Abraham "Avi" Kupfer, Ph.D.
The Kupfer lab aims to understand the complex physiological mechanisms of inter- and intra-cellular communication in the immune system. T cells play a central role in regulating the cellular and humoral responses towards invading pathogens and malignant transformation. Improper recognition of self-antigens by T cells is the primary cause of most autoimmune diseases. The critical molecular and cellular mechanisms that the T cells use to respond properly to engagement of their T Cell Receptors (TCRs) are still unclear.
Using a combination of biochemical, genetic and novel multi-dimensional digital imaging approaches the team studies complex multi dimensional signal integration rather than signal dissection during the interaction of T cells with live antigen-presenting cells (APCs). Protein Kinase C-theta was identified as the first key protein that serves as master switch for determining the physiological outcome to initial T cell activation. These studies identified the previously unknown structure of the Immunological-Synapse that is composed of different Supra-Molecular Activation Clusters (SMACs) of receptors, cytoskeletal and signaling proteins. The lab continues to study the 4-dimensional structure and function of the dynamic SMACs and their roles in regulation of the immune response.
Meet Dr. Kupfer

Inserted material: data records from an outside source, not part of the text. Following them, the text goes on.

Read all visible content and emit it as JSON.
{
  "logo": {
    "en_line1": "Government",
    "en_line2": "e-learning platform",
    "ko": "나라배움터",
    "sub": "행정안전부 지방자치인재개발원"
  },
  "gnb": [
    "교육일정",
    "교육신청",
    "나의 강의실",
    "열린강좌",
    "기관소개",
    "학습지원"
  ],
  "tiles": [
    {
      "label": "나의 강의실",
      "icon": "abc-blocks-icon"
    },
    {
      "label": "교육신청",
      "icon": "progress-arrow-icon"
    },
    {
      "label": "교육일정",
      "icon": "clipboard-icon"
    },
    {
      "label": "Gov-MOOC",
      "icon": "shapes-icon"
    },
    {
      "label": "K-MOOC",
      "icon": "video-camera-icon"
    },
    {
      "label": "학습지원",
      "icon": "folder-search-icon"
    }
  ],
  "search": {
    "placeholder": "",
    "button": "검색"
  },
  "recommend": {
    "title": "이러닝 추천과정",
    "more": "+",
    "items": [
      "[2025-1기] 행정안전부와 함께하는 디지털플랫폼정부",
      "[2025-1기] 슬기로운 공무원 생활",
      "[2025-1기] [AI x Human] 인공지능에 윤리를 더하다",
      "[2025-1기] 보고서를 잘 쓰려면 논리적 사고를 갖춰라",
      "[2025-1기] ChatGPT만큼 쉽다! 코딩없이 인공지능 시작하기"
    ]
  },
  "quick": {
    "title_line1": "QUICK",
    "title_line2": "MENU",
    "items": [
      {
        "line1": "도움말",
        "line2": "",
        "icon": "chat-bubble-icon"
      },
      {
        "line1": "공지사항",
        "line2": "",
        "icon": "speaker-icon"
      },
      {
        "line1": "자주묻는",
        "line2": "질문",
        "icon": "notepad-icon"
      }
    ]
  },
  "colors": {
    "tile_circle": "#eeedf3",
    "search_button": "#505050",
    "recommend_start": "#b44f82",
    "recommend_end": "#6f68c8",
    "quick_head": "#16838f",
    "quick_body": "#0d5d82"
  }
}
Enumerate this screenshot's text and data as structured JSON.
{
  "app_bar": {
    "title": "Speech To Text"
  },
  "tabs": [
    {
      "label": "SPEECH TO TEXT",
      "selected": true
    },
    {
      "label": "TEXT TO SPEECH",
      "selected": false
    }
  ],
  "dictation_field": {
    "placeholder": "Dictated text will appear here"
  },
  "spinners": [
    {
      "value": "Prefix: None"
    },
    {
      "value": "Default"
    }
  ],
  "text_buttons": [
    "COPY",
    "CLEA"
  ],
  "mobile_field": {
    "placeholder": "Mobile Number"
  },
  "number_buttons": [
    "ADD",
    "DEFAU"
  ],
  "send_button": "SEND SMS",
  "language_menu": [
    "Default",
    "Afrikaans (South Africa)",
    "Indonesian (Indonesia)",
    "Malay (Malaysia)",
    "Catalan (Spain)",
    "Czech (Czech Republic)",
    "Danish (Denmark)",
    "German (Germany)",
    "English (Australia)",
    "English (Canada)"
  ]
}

On curbing overactive immune systems:
Biochemistry, Cellular and Molecular Biology
View a list of publications on PubMed.